(RECORDS SHOWN):
=== Section Start ===
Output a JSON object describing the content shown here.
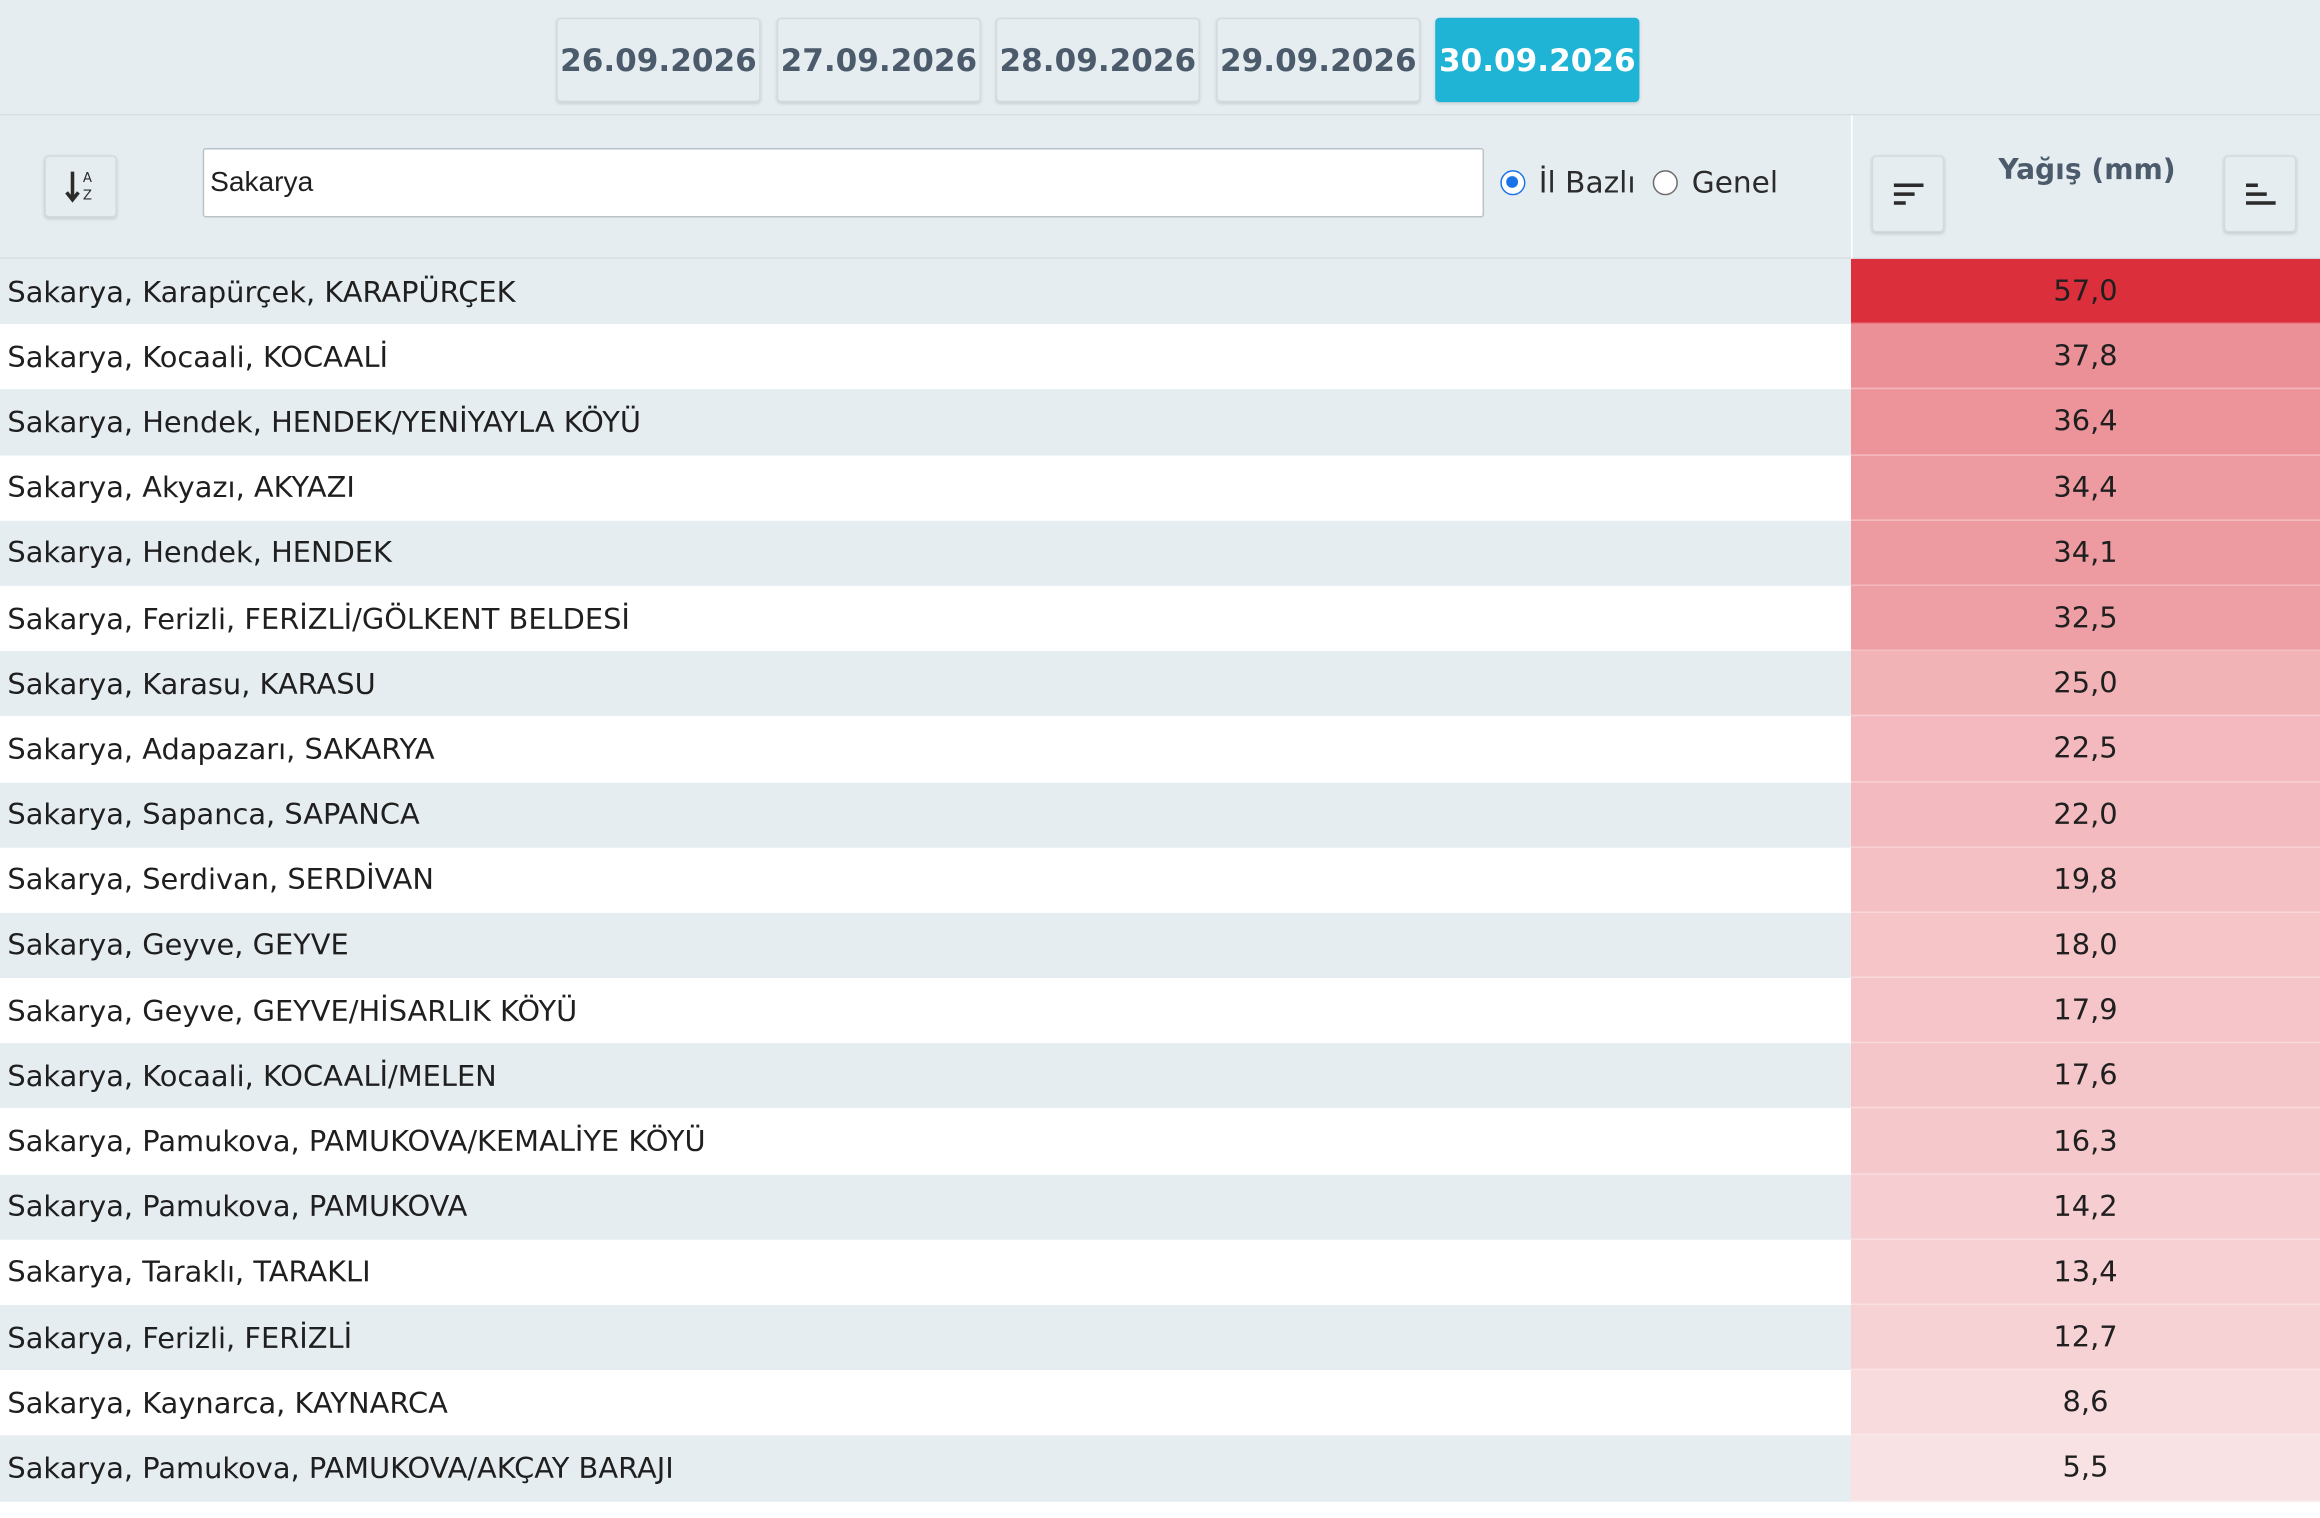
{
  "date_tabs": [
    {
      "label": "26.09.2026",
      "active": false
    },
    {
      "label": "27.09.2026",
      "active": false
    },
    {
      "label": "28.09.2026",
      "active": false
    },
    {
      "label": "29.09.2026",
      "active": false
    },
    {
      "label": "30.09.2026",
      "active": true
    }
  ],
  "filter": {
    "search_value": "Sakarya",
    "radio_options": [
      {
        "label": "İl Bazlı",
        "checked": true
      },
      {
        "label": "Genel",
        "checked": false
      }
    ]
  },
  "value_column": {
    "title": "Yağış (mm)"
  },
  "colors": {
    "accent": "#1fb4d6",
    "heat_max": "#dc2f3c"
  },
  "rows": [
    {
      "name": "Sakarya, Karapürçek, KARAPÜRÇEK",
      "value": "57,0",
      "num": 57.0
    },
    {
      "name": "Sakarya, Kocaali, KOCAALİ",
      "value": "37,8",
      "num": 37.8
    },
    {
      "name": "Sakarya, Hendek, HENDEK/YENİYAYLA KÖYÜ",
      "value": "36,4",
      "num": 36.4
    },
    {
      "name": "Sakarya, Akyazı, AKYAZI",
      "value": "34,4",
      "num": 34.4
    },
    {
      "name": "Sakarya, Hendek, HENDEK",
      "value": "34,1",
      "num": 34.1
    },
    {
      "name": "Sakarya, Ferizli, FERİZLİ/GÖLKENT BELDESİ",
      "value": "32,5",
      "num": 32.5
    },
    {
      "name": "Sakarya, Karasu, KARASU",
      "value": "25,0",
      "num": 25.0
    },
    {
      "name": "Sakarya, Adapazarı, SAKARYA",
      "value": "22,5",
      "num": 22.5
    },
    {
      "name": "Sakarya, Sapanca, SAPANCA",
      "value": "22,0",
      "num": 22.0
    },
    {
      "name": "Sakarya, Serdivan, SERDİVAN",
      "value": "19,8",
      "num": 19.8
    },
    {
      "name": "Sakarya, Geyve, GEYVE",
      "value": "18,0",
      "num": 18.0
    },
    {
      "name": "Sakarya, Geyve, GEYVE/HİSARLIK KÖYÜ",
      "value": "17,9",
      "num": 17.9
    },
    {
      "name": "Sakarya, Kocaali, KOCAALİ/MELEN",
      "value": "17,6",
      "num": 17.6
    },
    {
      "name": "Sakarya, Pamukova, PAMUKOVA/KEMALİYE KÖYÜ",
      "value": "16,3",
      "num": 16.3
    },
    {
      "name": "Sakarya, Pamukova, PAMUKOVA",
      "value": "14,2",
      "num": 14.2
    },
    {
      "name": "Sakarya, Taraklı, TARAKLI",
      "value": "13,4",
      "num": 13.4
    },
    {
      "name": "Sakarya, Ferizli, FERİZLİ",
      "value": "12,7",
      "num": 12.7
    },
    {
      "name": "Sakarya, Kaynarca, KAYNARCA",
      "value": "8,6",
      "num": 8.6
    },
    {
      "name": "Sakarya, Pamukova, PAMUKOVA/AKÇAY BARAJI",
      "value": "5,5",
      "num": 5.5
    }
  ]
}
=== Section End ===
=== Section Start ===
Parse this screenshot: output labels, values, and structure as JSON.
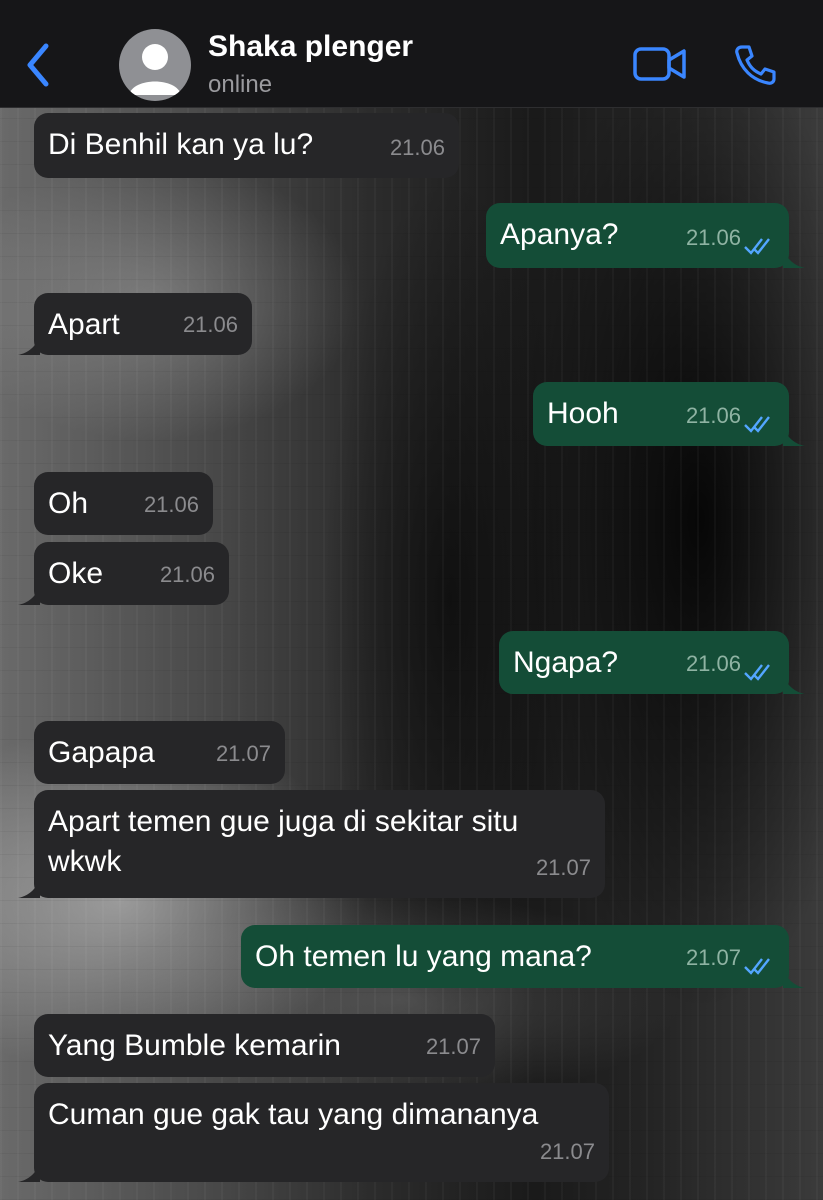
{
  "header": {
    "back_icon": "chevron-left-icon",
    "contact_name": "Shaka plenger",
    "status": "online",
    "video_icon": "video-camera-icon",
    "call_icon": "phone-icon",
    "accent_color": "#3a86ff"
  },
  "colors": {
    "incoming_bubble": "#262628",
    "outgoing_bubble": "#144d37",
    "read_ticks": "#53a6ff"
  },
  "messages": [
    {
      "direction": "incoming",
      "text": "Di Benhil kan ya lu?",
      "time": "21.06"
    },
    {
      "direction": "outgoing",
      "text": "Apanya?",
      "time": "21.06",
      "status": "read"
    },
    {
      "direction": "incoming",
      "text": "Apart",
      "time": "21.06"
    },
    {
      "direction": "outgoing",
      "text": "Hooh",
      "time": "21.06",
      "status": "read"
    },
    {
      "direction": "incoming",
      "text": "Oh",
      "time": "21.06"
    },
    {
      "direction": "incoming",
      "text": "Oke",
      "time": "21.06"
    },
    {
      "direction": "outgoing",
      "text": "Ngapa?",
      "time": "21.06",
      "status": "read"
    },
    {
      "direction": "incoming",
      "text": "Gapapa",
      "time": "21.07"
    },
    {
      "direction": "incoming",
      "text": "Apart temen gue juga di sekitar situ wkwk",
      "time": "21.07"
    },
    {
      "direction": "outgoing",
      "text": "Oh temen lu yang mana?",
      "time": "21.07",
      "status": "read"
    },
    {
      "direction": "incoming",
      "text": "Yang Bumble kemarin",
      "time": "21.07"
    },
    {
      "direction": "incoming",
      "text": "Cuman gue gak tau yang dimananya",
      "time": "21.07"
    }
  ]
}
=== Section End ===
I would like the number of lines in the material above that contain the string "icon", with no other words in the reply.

(SOLUTION TO THE PROBLEM):
3